One Health: Diseases at the Human-Animal Interface (PUBH7031)

The course aims to equip students with the knowledge and skills to be able to investigate and develop control programs for zoonotic diseases using multidisciplinary approaches, within a One Health framework.

There is a need to develop mechanisms for intersectoral collaboration to address public health issues at the human-animal-ecosystem interface. These include zoonotic diseases such as leptospirosis and food borne illness as well as potential pandemics of influenza and antimicrobial resistance (AMR), which are world-wide threats. The United Nations recently declared AMR as one of the greatest threats to global health and human development and that it requires every nation to develop a whole of society approach, such as One Health, to address the threat.  One Health recognises the need to understand the characteristics of the systems that lead to zoonotic disease risk and then apply this knowledge to identify points of intervention that may lie outside the health system by applying the principles of systems thinking.

This highly practical course is has been designed to provide an insight into the complex biosocial/bio-economic systems associated with human populations that lead to the emergence or occurrence of zoonotic diseases. Students will use systems thinking to build conceptual models to describe these systems based on case studies and develop integrated intersectoral strategies that might be used to manage and prevent zoonotic diseases. Course staff have continuously improved the content and training approach used during the course based on their personal experience in One Health activities in China and the Pacific region to ensure it is relevant to contemporary public health practice.

This course aims to enhance the knowledge and practice of individuals with an interest in working in the emerging field of health security and emerging disease prevention and control. At the end of the course the student should be able to:
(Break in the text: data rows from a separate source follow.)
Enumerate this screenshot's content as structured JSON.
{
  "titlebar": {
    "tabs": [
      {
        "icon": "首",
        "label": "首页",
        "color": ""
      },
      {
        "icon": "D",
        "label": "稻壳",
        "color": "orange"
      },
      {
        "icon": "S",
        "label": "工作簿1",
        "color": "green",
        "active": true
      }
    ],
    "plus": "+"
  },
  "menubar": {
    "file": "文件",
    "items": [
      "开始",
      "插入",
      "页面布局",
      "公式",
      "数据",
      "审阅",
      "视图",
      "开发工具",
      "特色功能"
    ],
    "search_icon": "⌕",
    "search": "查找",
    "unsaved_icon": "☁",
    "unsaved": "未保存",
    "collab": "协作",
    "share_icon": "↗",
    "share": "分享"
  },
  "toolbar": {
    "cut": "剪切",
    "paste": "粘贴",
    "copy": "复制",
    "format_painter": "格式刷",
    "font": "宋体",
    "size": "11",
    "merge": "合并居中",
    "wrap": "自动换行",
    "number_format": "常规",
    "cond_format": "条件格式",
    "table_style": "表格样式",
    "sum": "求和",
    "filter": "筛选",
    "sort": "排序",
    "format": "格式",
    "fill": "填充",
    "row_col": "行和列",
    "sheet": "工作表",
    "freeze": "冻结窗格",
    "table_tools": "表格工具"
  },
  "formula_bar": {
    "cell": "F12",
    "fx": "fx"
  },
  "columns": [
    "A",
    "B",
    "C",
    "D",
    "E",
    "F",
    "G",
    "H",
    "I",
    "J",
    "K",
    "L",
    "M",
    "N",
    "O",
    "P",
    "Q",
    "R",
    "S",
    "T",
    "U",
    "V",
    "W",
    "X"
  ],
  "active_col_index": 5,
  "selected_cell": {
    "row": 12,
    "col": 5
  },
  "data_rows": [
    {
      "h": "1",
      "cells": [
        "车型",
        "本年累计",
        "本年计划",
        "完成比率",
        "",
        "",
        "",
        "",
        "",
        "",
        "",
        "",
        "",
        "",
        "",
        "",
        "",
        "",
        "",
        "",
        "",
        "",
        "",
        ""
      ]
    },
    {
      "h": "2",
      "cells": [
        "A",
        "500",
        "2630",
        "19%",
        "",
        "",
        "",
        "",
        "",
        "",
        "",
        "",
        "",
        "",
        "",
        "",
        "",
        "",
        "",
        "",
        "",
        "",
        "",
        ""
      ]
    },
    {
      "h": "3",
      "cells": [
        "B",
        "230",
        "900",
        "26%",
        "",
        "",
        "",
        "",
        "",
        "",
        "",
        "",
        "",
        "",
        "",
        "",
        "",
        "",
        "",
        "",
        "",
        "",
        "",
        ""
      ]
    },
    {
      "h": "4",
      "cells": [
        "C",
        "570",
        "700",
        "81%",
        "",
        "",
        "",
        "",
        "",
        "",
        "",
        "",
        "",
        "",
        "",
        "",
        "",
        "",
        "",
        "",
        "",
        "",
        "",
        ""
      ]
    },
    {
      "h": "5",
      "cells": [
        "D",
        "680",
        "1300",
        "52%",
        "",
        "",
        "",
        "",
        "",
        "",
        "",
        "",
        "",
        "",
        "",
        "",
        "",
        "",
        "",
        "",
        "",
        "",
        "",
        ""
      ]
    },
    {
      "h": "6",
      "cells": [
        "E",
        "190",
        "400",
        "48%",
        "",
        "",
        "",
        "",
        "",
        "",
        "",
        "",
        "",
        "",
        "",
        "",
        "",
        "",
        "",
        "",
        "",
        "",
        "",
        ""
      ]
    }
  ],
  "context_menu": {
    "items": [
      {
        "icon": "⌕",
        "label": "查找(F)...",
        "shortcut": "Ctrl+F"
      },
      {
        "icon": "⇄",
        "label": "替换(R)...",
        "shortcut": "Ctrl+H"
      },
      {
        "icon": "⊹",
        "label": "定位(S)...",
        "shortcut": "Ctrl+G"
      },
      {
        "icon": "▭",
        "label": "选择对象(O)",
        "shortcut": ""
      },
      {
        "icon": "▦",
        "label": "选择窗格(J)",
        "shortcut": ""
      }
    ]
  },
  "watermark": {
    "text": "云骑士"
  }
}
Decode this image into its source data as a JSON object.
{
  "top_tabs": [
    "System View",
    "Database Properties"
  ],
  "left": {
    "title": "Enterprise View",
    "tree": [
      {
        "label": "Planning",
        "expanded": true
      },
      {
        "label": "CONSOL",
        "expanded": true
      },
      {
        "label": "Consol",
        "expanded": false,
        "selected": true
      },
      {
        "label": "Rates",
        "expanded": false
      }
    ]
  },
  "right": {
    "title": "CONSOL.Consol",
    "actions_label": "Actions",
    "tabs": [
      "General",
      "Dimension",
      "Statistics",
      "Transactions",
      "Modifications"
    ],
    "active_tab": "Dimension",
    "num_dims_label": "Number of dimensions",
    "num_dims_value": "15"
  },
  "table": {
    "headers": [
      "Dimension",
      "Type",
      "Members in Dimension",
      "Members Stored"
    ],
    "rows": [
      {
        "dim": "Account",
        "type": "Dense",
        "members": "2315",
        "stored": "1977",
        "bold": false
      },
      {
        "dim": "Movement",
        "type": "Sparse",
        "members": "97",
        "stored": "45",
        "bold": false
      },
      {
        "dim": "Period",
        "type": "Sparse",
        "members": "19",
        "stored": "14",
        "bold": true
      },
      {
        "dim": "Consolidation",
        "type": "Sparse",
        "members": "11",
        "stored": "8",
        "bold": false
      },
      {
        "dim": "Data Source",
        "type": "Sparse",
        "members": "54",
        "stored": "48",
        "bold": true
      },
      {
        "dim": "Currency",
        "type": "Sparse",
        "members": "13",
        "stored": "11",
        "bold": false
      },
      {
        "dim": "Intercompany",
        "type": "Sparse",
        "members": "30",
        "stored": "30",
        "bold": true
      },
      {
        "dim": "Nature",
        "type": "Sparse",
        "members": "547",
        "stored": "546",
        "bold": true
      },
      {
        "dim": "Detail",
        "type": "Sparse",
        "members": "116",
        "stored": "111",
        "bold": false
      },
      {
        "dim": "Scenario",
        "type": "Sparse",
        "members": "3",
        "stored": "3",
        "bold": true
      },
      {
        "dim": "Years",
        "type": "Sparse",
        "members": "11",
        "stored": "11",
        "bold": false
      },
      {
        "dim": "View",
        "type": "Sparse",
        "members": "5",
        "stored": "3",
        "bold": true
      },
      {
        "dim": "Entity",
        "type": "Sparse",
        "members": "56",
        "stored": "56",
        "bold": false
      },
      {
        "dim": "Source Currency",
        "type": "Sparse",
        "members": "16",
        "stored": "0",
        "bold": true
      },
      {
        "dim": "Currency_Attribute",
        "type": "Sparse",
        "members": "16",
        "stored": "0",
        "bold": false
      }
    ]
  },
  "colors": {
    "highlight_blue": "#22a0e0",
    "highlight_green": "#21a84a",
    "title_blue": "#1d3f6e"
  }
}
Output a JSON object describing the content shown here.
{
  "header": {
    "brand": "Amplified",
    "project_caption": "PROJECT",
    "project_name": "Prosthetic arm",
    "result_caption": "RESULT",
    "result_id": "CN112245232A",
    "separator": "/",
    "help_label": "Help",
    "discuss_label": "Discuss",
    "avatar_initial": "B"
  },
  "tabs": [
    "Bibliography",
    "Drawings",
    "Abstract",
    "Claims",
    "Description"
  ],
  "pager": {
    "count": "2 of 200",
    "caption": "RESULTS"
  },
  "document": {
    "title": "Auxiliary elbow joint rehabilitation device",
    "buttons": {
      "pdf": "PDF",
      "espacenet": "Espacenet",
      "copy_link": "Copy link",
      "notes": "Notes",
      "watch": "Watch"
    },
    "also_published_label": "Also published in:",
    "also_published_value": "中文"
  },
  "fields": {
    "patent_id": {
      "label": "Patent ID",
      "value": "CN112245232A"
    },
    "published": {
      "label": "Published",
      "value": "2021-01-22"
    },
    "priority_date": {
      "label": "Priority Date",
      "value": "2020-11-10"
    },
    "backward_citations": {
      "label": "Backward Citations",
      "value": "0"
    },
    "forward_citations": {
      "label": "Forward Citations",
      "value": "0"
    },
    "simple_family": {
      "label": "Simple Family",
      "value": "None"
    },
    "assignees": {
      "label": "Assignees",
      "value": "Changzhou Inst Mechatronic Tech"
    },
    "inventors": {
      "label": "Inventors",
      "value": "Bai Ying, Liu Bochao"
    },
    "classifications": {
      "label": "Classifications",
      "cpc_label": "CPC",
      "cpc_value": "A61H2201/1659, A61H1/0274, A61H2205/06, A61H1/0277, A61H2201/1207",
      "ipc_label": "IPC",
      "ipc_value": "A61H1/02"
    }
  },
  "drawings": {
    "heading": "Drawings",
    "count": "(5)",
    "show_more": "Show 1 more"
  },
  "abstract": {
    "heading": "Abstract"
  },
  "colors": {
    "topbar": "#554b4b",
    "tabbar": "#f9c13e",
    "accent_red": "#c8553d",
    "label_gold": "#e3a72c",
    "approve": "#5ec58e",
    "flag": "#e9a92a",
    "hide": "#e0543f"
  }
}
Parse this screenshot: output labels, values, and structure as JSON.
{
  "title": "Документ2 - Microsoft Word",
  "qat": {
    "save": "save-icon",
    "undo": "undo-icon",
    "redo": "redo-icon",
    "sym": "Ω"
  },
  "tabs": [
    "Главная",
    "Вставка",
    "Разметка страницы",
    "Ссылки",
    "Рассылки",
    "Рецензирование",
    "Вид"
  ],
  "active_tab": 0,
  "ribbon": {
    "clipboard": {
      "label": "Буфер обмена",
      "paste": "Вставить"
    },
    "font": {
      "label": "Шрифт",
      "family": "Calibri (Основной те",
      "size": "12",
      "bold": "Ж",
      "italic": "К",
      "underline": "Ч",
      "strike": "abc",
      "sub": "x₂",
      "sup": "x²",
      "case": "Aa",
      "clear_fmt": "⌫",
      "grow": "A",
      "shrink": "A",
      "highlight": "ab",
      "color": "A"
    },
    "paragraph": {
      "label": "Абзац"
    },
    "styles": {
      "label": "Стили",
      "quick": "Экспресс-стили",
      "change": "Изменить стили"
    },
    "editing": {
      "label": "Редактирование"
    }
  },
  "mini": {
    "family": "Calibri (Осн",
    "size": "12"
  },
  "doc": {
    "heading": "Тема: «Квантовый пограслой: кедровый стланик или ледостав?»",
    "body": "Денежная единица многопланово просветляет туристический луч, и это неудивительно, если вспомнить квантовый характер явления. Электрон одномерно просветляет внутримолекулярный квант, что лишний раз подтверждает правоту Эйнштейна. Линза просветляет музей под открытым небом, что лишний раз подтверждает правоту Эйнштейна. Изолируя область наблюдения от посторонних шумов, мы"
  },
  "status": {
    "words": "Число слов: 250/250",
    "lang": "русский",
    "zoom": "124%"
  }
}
  1. Critically assess the bio-social context of a zoonotic disease and develop a systems model to identify key drivers of disease occurrence and the key stakeholders involved
  2. Identify the roles, responsibilities and needs of key stakeholders in one health problems (i.e. Government Ministrys of health and agriculture, WHO, FAO, OIE, The World Bank and affected communities)
  3. Apply the principles of systems thinking to identify, quantify and manage risks in complex community systems and to identify feasible solutions
  4. Demonstrate an understanding of the principles of one health and the application of these principles to determine the key epidemiological features of common zoonotic diseases (including the epidemiology and transmission of pathogens and their social, economic and environmental impacts).
  5. Demonstrate effective communication (oral and written), group work and reflection skills.
  • Health professionals (medical doctors, veterinarians, health economists, public administrators, planners, social scientists and health system specialists) who are interested in this multidisciplinary field. 
  • MPH students from The University of Queensland and other academic institutions who are currently undertaking their MPH or similar degrees.
  • MSc and PhD students in epidemiology, health economics, public health and veterinary sciences.


About the course

Course Coordinator
Associate Professor Simon Reid

About enrolment or course fees

Teaching Support Officer
Lisa Laletina